Mary Oliver (1935-2019): Bestselling Poet, Winner of the National Book Award and the Pulitzer Prize.
“Poetry isn’t a profession, it’s a way of life. It’s an empty basket; you put your life into it and make something out of that.”
The main theme the late Oliver shares is her abiding love and deep regard for the natural world.
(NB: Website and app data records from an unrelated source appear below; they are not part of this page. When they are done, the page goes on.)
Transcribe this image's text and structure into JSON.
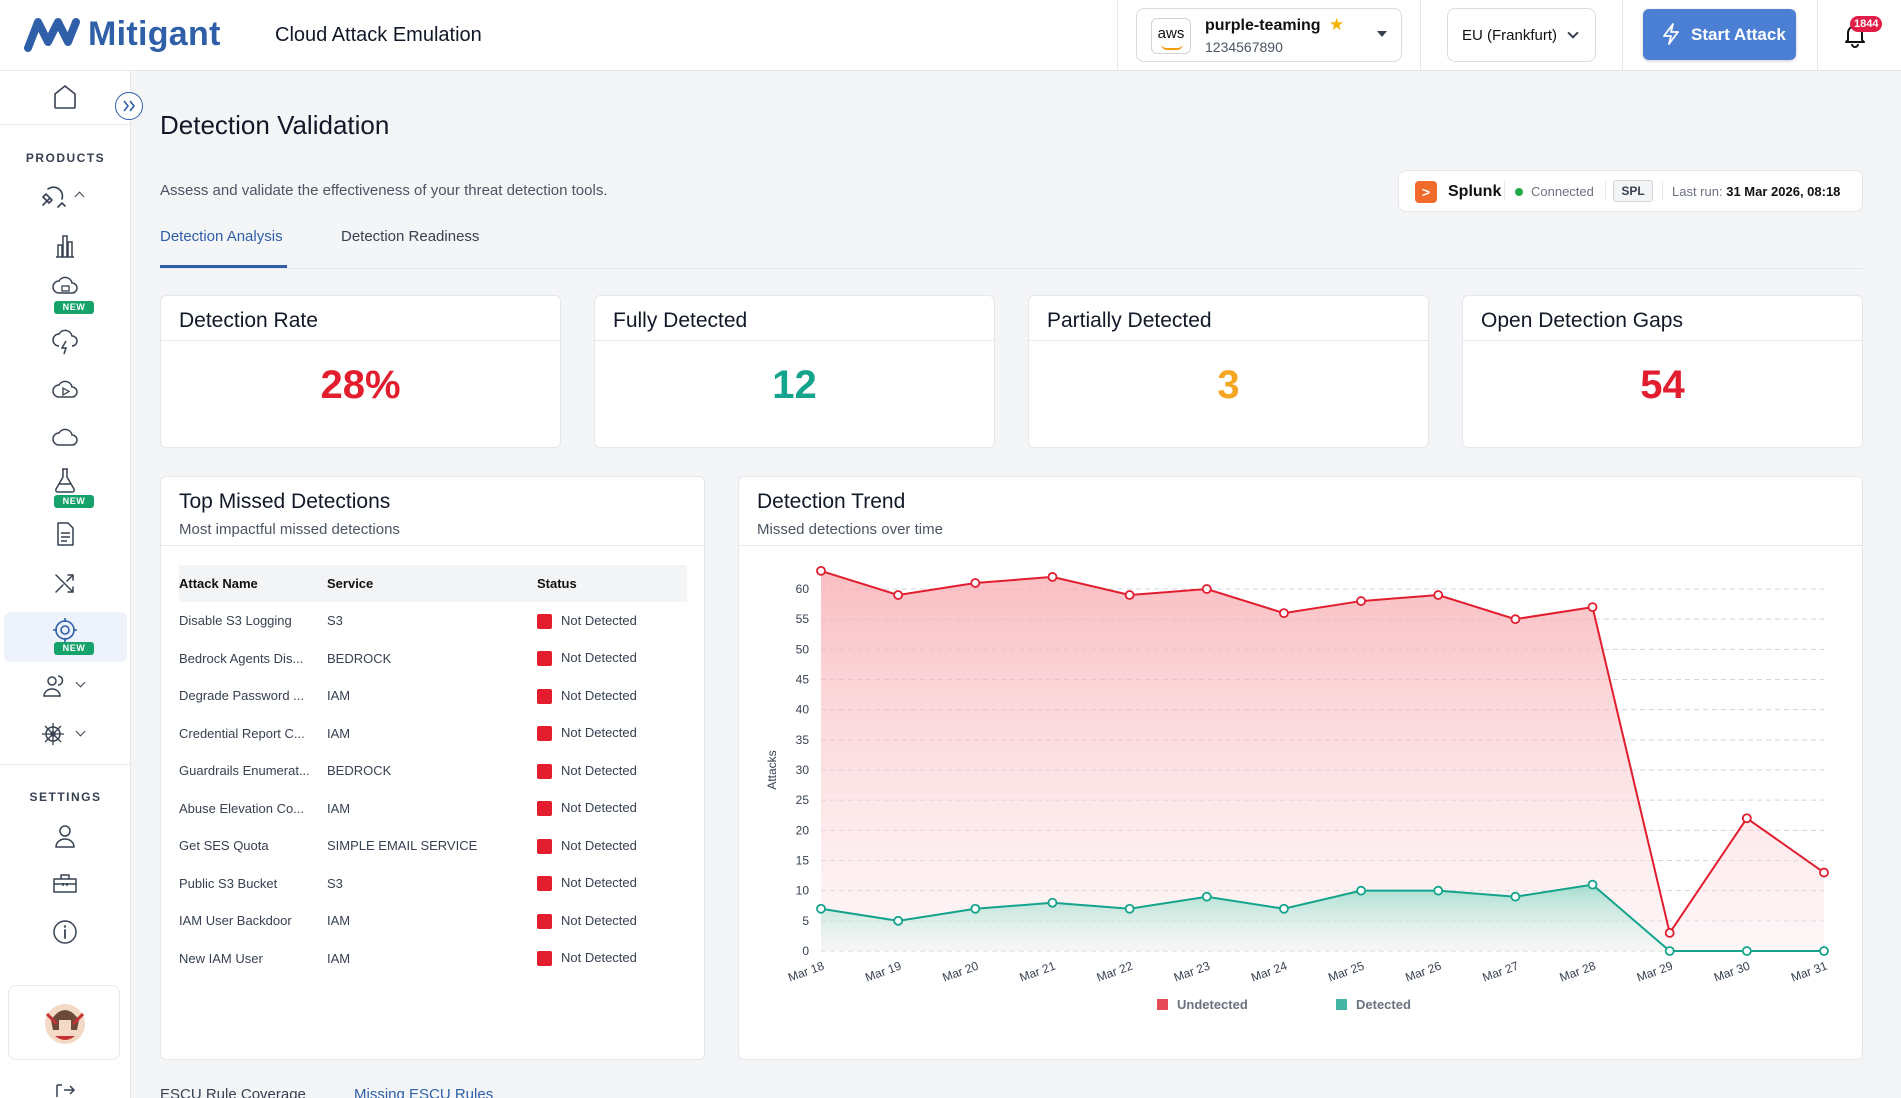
{
  "header": {
    "logo_text": "Mitigant",
    "app_title": "Cloud Attack Emulation",
    "account": {
      "provider": "aws",
      "name": "purple-teaming",
      "id": "1234567890"
    },
    "region": "EU (Frankfurt)",
    "start_button": "Start Attack",
    "notification_count": "1844"
  },
  "sidebar": {
    "products_label": "PRODUCTS",
    "settings_label": "SETTINGS",
    "new_badge": "NEW",
    "product_icons": [
      "home-icon",
      "attack-icon",
      "chart-icon",
      "cloud-lock-icon",
      "cloud-bolt-icon",
      "cloud-play-icon",
      "cloud-icon",
      "flask-icon",
      "document-icon",
      "shuffle-icon",
      "target-icon",
      "users-icon",
      "helm-icon"
    ],
    "settings_icons": [
      "user-icon",
      "toolbox-icon",
      "info-icon"
    ]
  },
  "page": {
    "title": "Detection Validation",
    "subtitle": "Assess and validate the effectiveness of your threat detection tools.",
    "integration": {
      "logo": ">",
      "name": "Splunk",
      "status": "Connected",
      "language": "SPL",
      "last_run_label": "Last run:",
      "last_run_value": "31 Mar 2026, 08:18"
    },
    "tabs": [
      "Detection Analysis",
      "Detection Readiness"
    ],
    "active_tab": "Detection Analysis"
  },
  "kpis": [
    {
      "label": "Detection Rate",
      "value": "28%",
      "color": "#e11d2e"
    },
    {
      "label": "Fully Detected",
      "value": "12",
      "color": "#14a38b"
    },
    {
      "label": "Partially Detected",
      "value": "3",
      "color": "#f5a623"
    },
    {
      "label": "Open Detection Gaps",
      "value": "54",
      "color": "#e11d2e"
    }
  ],
  "missed": {
    "title": "Top Missed Detections",
    "subtitle": "Most impactful missed detections",
    "columns": [
      "Attack Name",
      "Service",
      "Status"
    ],
    "rows": [
      [
        "Disable S3 Logging",
        "S3",
        "Not Detected"
      ],
      [
        "Bedrock Agents Dis...",
        "BEDROCK",
        "Not Detected"
      ],
      [
        "Degrade Password ...",
        "IAM",
        "Not Detected"
      ],
      [
        "Credential Report C...",
        "IAM",
        "Not Detected"
      ],
      [
        "Guardrails Enumerat...",
        "BEDROCK",
        "Not Detected"
      ],
      [
        "Abuse Elevation Co...",
        "IAM",
        "Not Detected"
      ],
      [
        "Get SES Quota",
        "SIMPLE EMAIL SERVICE",
        "Not Detected"
      ],
      [
        "Public S3 Bucket",
        "S3",
        "Not Detected"
      ],
      [
        "IAM User Backdoor",
        "IAM",
        "Not Detected"
      ],
      [
        "New IAM User",
        "IAM",
        "Not Detected"
      ]
    ]
  },
  "trend": {
    "title": "Detection Trend",
    "subtitle": "Missed detections over time"
  },
  "chart_data": {
    "type": "area",
    "title": "Detection Trend",
    "subtitle": "Missed detections over time",
    "xlabel": "",
    "ylabel": "Attacks",
    "ylim": [
      0,
      60
    ],
    "yticks": [
      0,
      5,
      10,
      15,
      20,
      25,
      30,
      35,
      40,
      45,
      50,
      55,
      60
    ],
    "grid": true,
    "legend": "bottom",
    "categories": [
      "Mar 18",
      "Mar 19",
      "Mar 20",
      "Mar 21",
      "Mar 22",
      "Mar 23",
      "Mar 24",
      "Mar 25",
      "Mar 26",
      "Mar 27",
      "Mar 28",
      "Mar 29",
      "Mar 30",
      "Mar 31"
    ],
    "series": [
      {
        "name": "Undetected",
        "color": "#e11d2e",
        "values": [
          63,
          59,
          61,
          62,
          59,
          60,
          56,
          58,
          59,
          55,
          57,
          3,
          22,
          13
        ]
      },
      {
        "name": "Detected",
        "color": "#14a38b",
        "values": [
          7,
          5,
          7,
          8,
          7,
          9,
          7,
          10,
          10,
          9,
          11,
          0,
          0,
          0
        ]
      }
    ]
  },
  "bottom_tabs": [
    "ESCU Rule Coverage",
    "Missing ESCU Rules"
  ]
}
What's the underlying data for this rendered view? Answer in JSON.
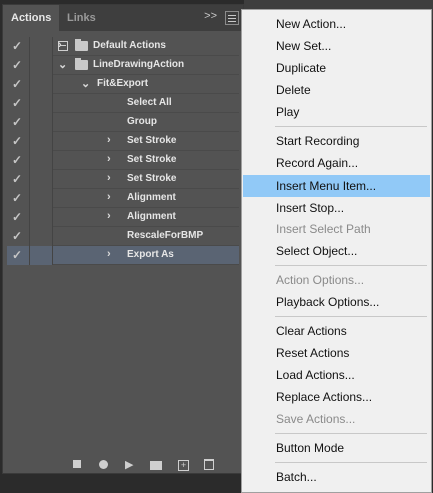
{
  "tabs": [
    {
      "label": "Actions",
      "active": true
    },
    {
      "label": "Links",
      "active": false
    }
  ],
  "panel_controls": {
    "collapse_glyph": ">>"
  },
  "actions_list": [
    {
      "label": "Default Actions",
      "type": "set",
      "expanded": false,
      "dialog": true,
      "indent": 0
    },
    {
      "label": "LineDrawingAction",
      "type": "set",
      "expanded": true,
      "dialog": false,
      "indent": 0
    },
    {
      "label": "Fit&Export",
      "type": "action",
      "expanded": true,
      "dialog": false,
      "indent": 1
    },
    {
      "label": "Select All",
      "type": "step",
      "expanded": null,
      "dialog": false,
      "indent": 2
    },
    {
      "label": "Group",
      "type": "step",
      "expanded": null,
      "dialog": false,
      "indent": 2
    },
    {
      "label": "Set Stroke",
      "type": "step",
      "expanded": false,
      "dialog": false,
      "indent": 2
    },
    {
      "label": "Set Stroke",
      "type": "step",
      "expanded": false,
      "dialog": false,
      "indent": 2
    },
    {
      "label": "Set Stroke",
      "type": "step",
      "expanded": false,
      "dialog": false,
      "indent": 2
    },
    {
      "label": "Alignment",
      "type": "step",
      "expanded": false,
      "dialog": false,
      "indent": 2
    },
    {
      "label": "Alignment",
      "type": "step",
      "expanded": false,
      "dialog": false,
      "indent": 2
    },
    {
      "label": "RescaleForBMP",
      "type": "step",
      "expanded": null,
      "dialog": false,
      "indent": 2
    },
    {
      "label": "Export As",
      "type": "step",
      "expanded": false,
      "dialog": false,
      "indent": 2,
      "selected": true
    }
  ],
  "context_menu": {
    "items": [
      {
        "label": "New Action...",
        "enabled": true
      },
      {
        "label": "New Set...",
        "enabled": true
      },
      {
        "label": "Duplicate",
        "enabled": true
      },
      {
        "label": "Delete",
        "enabled": true
      },
      {
        "label": "Play",
        "enabled": true
      },
      {
        "label": "Start Recording",
        "enabled": true
      },
      {
        "label": "Record Again...",
        "enabled": true
      },
      {
        "label": "Insert Menu Item...",
        "enabled": true,
        "highlighted": true
      },
      {
        "label": "Insert Stop...",
        "enabled": true
      },
      {
        "label": "Insert Select Path",
        "enabled": false
      },
      {
        "label": "Select Object...",
        "enabled": true
      },
      {
        "label": "Action Options...",
        "enabled": false
      },
      {
        "label": "Playback Options...",
        "enabled": true
      },
      {
        "label": "Clear Actions",
        "enabled": true
      },
      {
        "label": "Reset Actions",
        "enabled": true
      },
      {
        "label": "Load Actions...",
        "enabled": true
      },
      {
        "label": "Replace Actions...",
        "enabled": true
      },
      {
        "label": "Save Actions...",
        "enabled": false
      },
      {
        "label": "Button Mode",
        "enabled": true
      },
      {
        "label": "Batch...",
        "enabled": true
      }
    ]
  },
  "bottom_toolbar": [
    "stop-icon",
    "record-icon",
    "play-icon",
    "folder-icon",
    "new-action-icon",
    "trash-icon"
  ],
  "colors": {
    "panel_bg": "#535353",
    "selected_row": "#5a6473",
    "menu_bg": "#f0f0f0",
    "menu_highlight": "#91c9f7"
  }
}
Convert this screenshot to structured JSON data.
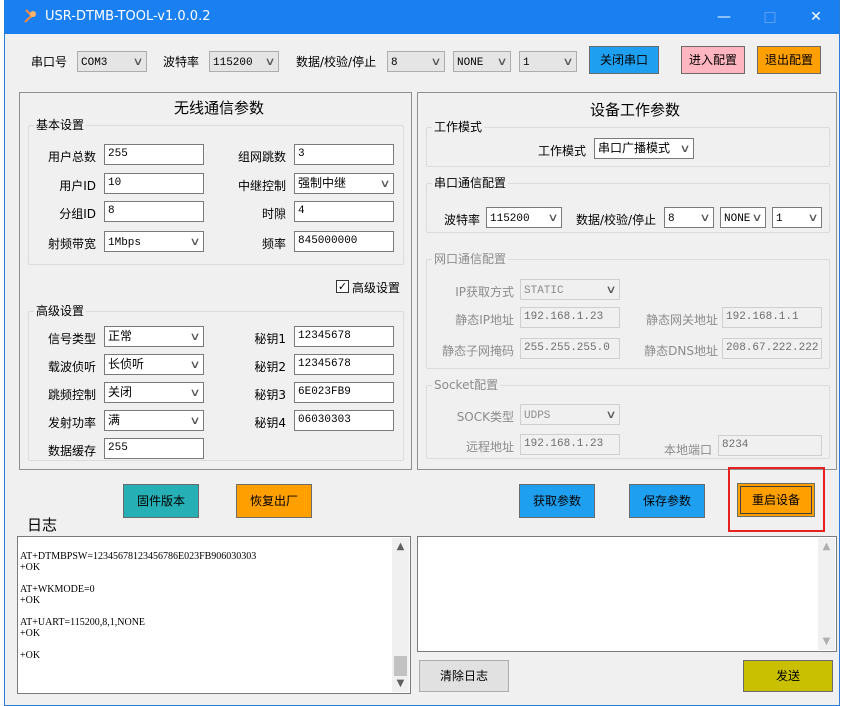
{
  "window": {
    "title": "USR-DTMB-TOOL-v1.0.0.2",
    "minimize": "—",
    "maximize": "□",
    "close": "✕"
  },
  "toolbar": {
    "port_label": "串口号",
    "port_value": "COM3",
    "baud_label": "波特率",
    "baud_value": "115200",
    "dps_label": "数据/校验/停止",
    "data_bits": "8",
    "parity": "NONE",
    "stop_bits": "1",
    "close_port": "关闭串口",
    "enter_config": "进入配置",
    "exit_config": "退出配置"
  },
  "wireless": {
    "title": "无线通信参数",
    "basic_group": "基本设置",
    "total_users_label": "用户总数",
    "total_users": "255",
    "network_hops_label": "组网跳数",
    "network_hops": "3",
    "user_id_label": "用户ID",
    "user_id": "10",
    "relay_label": "中继控制",
    "relay": "强制中继",
    "group_id_label": "分组ID",
    "group_id": "8",
    "slot_label": "时隙",
    "slot": "4",
    "rf_bw_label": "射频带宽",
    "rf_bw": "1Mbps",
    "freq_label": "频率",
    "freq": "845000000",
    "advanced_checkbox": "高级设置",
    "advanced_group": "高级设置",
    "signal_type_label": "信号类型",
    "signal_type": "正常",
    "key1_label": "秘钥1",
    "key1": "12345678",
    "carrier_label": "载波侦听",
    "carrier": "长侦听",
    "key2_label": "秘钥2",
    "key2": "12345678",
    "hopping_label": "跳频控制",
    "hopping": "关闭",
    "key3_label": "秘钥3",
    "key3": "6E023FB9",
    "power_label": "发射功率",
    "power": "满",
    "key4_label": "秘钥4",
    "key4": "06030303",
    "buffer_label": "数据缓存",
    "buffer": "255"
  },
  "device": {
    "title": "设备工作参数",
    "mode_group": "工作模式",
    "mode_label": "工作模式",
    "mode": "串口广播模式",
    "serial_group": "串口通信配置",
    "baud_label": "波特率",
    "baud": "115200",
    "dps_label": "数据/校验/停止",
    "data_bits": "8",
    "parity": "NONE",
    "stop_bits": "1",
    "net_group": "网口通信配置",
    "ip_mode_label": "IP获取方式",
    "ip_mode": "STATIC",
    "static_ip_label": "静态IP地址",
    "static_ip": "192.168.1.23",
    "gateway_label": "静态网关地址",
    "gateway": "192.168.1.1",
    "mask_label": "静态子网掩码",
    "mask": "255.255.255.0",
    "dns_label": "静态DNS地址",
    "dns": "208.67.222.222",
    "socket_group": "Socket配置",
    "sock_type_label": "SOCK类型",
    "sock_type": "UDPS",
    "remote_label": "远程地址",
    "remote": "192.168.1.23",
    "local_port_label": "本地端口",
    "local_port": "8234"
  },
  "actions": {
    "firmware": "固件版本",
    "factory": "恢复出厂",
    "get_params": "获取参数",
    "save_params": "保存参数",
    "restart": "重启设备"
  },
  "log": {
    "title": "日志",
    "lines": "AT+DTMBPSW=12345678123456786E023FB906030303\n+OK\n\nAT+WKMODE=0\n+OK\n\nAT+UART=115200,8,1,NONE\n+OK\n\n+OK",
    "clear": "清除日志",
    "send": "发送"
  },
  "icons": {
    "check": "✓",
    "chevron": "∨",
    "up": "▲",
    "down": "▼"
  }
}
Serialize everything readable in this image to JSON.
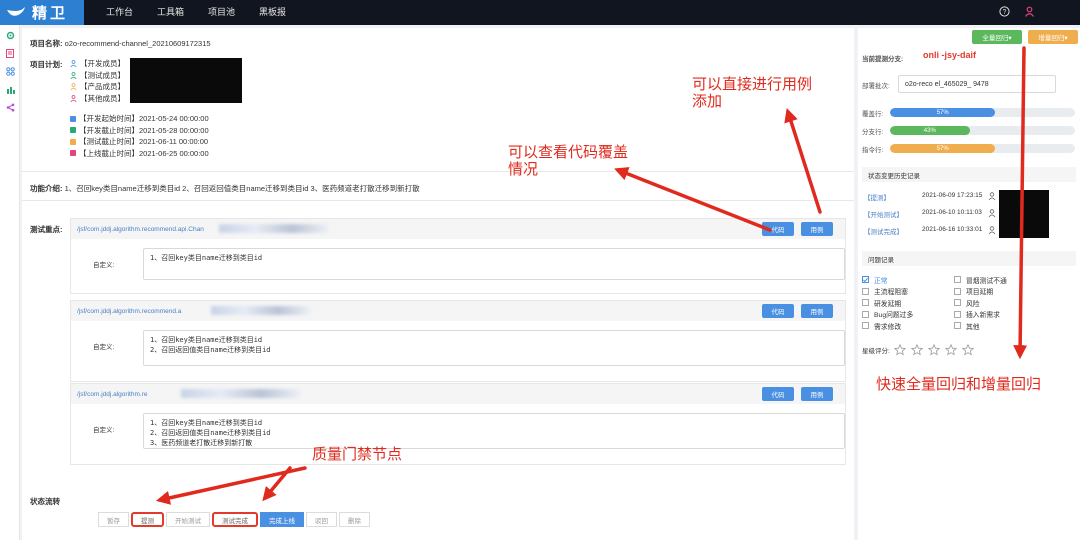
{
  "app": {
    "name": "精卫"
  },
  "nav": [
    "工作台",
    "工具箱",
    "项目池",
    "黑板报"
  ],
  "project": {
    "name_label": "项目名称:",
    "name_value": "o2o-recommend-channel_20210609172315",
    "plan_label": "项目计划:",
    "members": [
      "【开发成员】",
      "【测试成员】",
      "【产品成员】",
      "【其他成员】"
    ],
    "times": [
      "【开发起始时间】2021-05-24 00:00:00",
      "【开发截止时间】2021-05-28 00:00:00",
      "【测试截止时间】2021-06-11 00:00:00",
      "【上线截止时间】2021-06-25 00:00:00"
    ],
    "func_label": "功能介绍:",
    "func_value": "1、召回key类目name迁移到类目id 2、召回返回值类目name迁移到类目id 3、医药频道老打散迁移到新打散",
    "test_label": "测试重点:"
  },
  "cases": [
    {
      "path": "/jsf/com.jddj.algorithm.recommend.api.Chan",
      "code_btn": "代码",
      "case_btn": "用例",
      "custom_label": "自定义:",
      "text": [
        "1、召回key类目name迁移到类目id"
      ]
    },
    {
      "path": "/jsf/com.jddj.algorithm.recommend.a",
      "code_btn": "代码",
      "case_btn": "用例",
      "custom_label": "自定义:",
      "text": [
        "1、召回key类目name迁移到类目id",
        "2、召回返回值类目name迁移到类目id"
      ]
    },
    {
      "path": "/jsf/com.jddj.algorithm.re",
      "code_btn": "代码",
      "case_btn": "用例",
      "custom_label": "自定义:",
      "text": [
        "1、召回key类目name迁移到类目id",
        "2、召回返回值类目name迁移到类目id",
        "3、医药频道老打散迁移到新打散"
      ]
    }
  ],
  "flow": {
    "label": "状态流转",
    "steps": [
      "暂存",
      "提测",
      "开始测试",
      "测试完成",
      "完成上线",
      "驳回",
      "删除"
    ]
  },
  "side": {
    "full_btn": "全量回归▾",
    "inc_btn": "增量回归▾",
    "branch_label": "当前提测分支:",
    "branch_value": "onli     -jsy-daif",
    "deploy_label": "部署批次:",
    "deploy_value": "o2o-reco              el_465029_   9478",
    "coverage": [
      {
        "label": "覆盖行:",
        "percent": 57,
        "text": "57%",
        "color": "#4a90e2"
      },
      {
        "label": "分支行:",
        "percent": 43,
        "text": "43%",
        "color": "#5cb85c"
      },
      {
        "label": "指令行:",
        "percent": 57,
        "text": "57%",
        "color": "#f0ad4e"
      }
    ],
    "history_head": "状态变更历史记录",
    "history": [
      {
        "state": "【提测】",
        "time": "2021-06-09 17:23:15"
      },
      {
        "state": "【开始测试】",
        "time": "2021-06-10 10:11:03"
      },
      {
        "state": "【测试完成】",
        "time": "2021-06-16 10:33:01"
      }
    ],
    "issue_head": "问题记录",
    "issues": [
      [
        "正常",
        "冒烟测试不通"
      ],
      [
        "主流程阻塞",
        "项目延期"
      ],
      [
        "研发延期",
        "风险"
      ],
      [
        "Bug问题过多",
        "插入新需求"
      ],
      [
        "需求修改",
        "其他"
      ]
    ],
    "rating_label": "星级评分:",
    "rating": 0
  },
  "annotations": {
    "add_case": [
      "可以直接进行用例",
      "添加"
    ],
    "coverage": [
      "可以查看代码覆盖",
      "情况"
    ],
    "gate": "质量门禁节点",
    "regression": "快速全量回归和增量回归"
  },
  "colors": {
    "nav_bg": "#11151f",
    "brand": "#2d7fd1",
    "primary": "#4a90e2",
    "annotation": "#e02a1e"
  }
}
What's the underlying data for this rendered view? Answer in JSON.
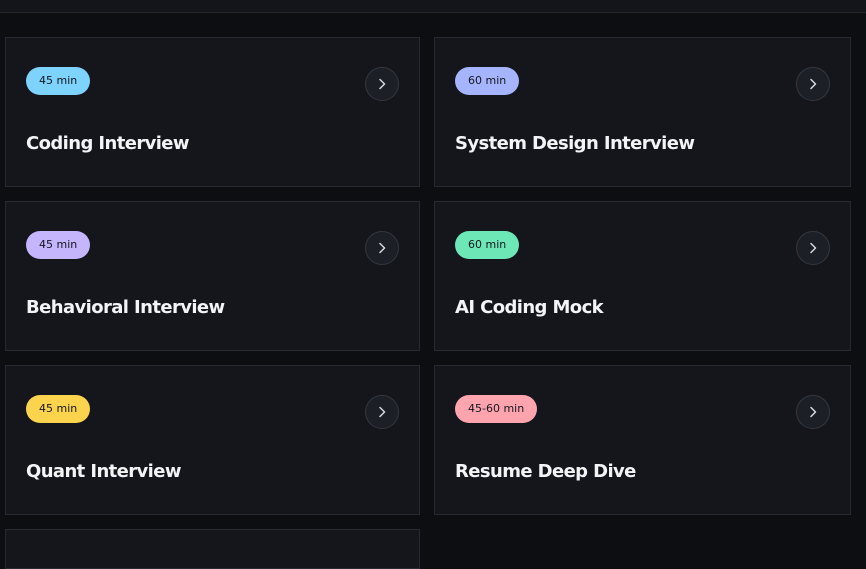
{
  "cards": [
    {
      "duration": "45 min",
      "title": "Coding Interview",
      "badge_color": "#7dd3fc"
    },
    {
      "duration": "60 min",
      "title": "System Design Interview",
      "badge_color": "#a5b4fc"
    },
    {
      "duration": "45 min",
      "title": "Behavioral Interview",
      "badge_color": "#c4b5fd"
    },
    {
      "duration": "60 min",
      "title": "AI Coding Mock",
      "badge_color": "#6ee7b7"
    },
    {
      "duration": "45 min",
      "title": "Quant Interview",
      "badge_color": "#fcd34d"
    },
    {
      "duration": "45-60 min",
      "title": "Resume Deep Dive",
      "badge_color": "#fda4af"
    }
  ],
  "icons": {
    "arrow": "chevron-right-icon"
  }
}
It is the fabric she prefers to lay her words on and wrap them up in and where she always found not only peace, but understanding of the importance of taking time to truly smell, touch and honor the earth.
Though she has penned hundreds of poems, here are a few that I found especially notable.
She also wrote many nature-themed essays but gave very few interviews feeling that her work could speak for itself.
She was a New York Times bestselling poet with a wise and generous wisdom and an intimate respect for the world not of our making.
Here are a few examples of her work.
Mornings At Blackwater
For years, every morning, I drank
From Blackwater Pond.
It was flavored with oak leaves and also, no doubt,
The feet of ducks.
And always it assuaged me
from the dry bowl of the very far past.
What I want to say is
that the past is the past,
and the present is what your life is,
and you are capable
of choosing what that will be,
So come to the pond,
or the river of your imagination,
or the harbor of your longing,
and put your lips to the world.
It doesn’t have to be
the blue iris, it could be
weeds in a vacant lot, or a few
small stones; just
pay attention, then patch
a few words together and don’t try
to make them elaborate, this isn’t
a contest but the doorway
into thanks, and a silence in which
another voice may speak.
Three Things To Remember
As long as you’re dancing, you can
break the rules.
Sometimes breaking the rules is just
extending the rules.
Sometimes there are no rules.
For many, poetry has to rhyme, for others it has to adhere to a particular structure or have a certain word count and the variety of forms have accumulated over time.
For Mary Oliver it had to express her observations of the natural world and perhaps she said it best, “When you write a poem, you write it for anybody and everybody.”
- MORE has many of her collections
- Poetry tells a story
- What’s your poem?